### Task statement
Below are the records; pull every line that includes "JSON".

+++ Data for processing

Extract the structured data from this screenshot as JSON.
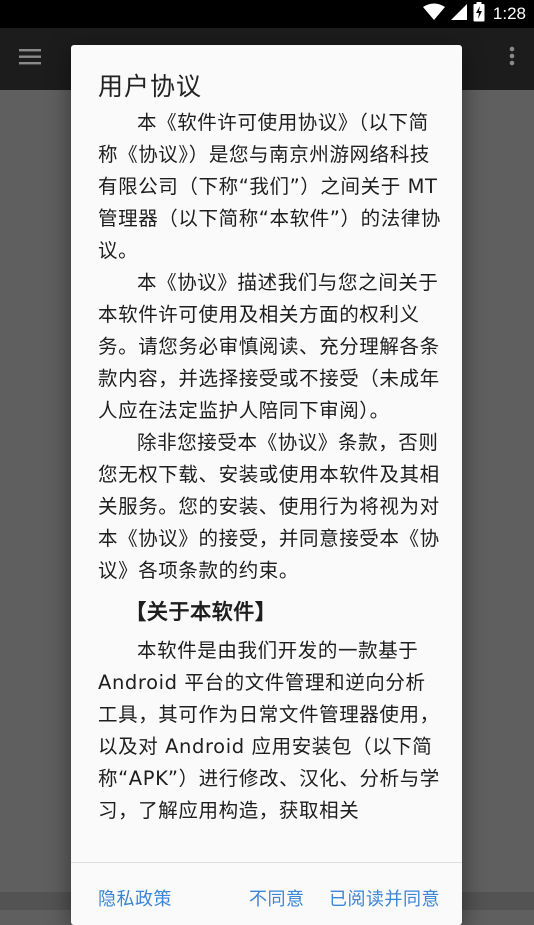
{
  "status_bar": {
    "time": "1:28",
    "icons": [
      "wifi-icon",
      "signal-icon",
      "battery-charging-icon"
    ]
  },
  "app_bar": {
    "icons": [
      "hamburger-menu-icon",
      "more-vert-icon"
    ]
  },
  "dialog": {
    "title": "用户协议",
    "paragraphs": [
      "本《软件许可使用协议》（以下简称《协议》）是您与南京州游网络科技有限公司（下称“我们”）之间关于 MT 管理器（以下简称“本软件”）的法律协议。",
      "本《协议》描述我们与您之间关于本软件许可使用及相关方面的权利义务。请您务必审慎阅读、充分理解各条款内容，并选择接受或不接受（未成年人应在法定监护人陪同下审阅）。",
      "除非您接受本《协议》条款，否则您无权下载、安装或使用本软件及其相关服务。您的安装、使用行为将视为对本《协议》的接受，并同意接受本《协议》各项条款的约束。"
    ],
    "section_heading": "【关于本软件】",
    "section_paragraph": "本软件是由我们开发的一款基于 Android 平台的文件管理和逆向分析工具，其可作为日常文件管理器使用，以及对 Android 应用安装包（以下简称“APK”）进行修改、汉化、分析与学习，了解应用构造，获取相关",
    "buttons": {
      "privacy": "隐私政策",
      "disagree": "不同意",
      "agree": "已阅读并同意"
    }
  },
  "colors": {
    "accent": "#3b86d6",
    "app_bar": "#1c1c1c",
    "scrim": "#5f5f5f",
    "dialog_bg": "#fafafa"
  }
}
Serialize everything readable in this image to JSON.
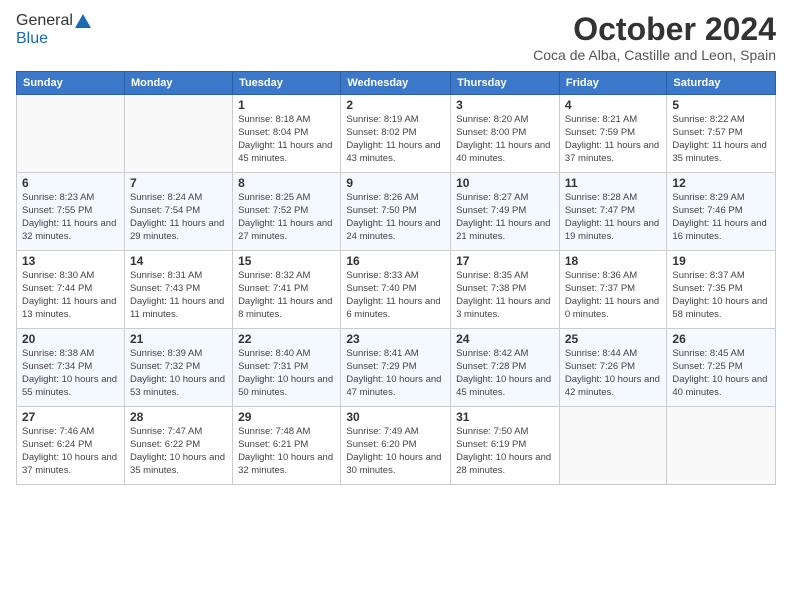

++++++

### Finished exercise
Extract the structured data from this screenshot as JSON.
Serialize everything readable in this image to JSON.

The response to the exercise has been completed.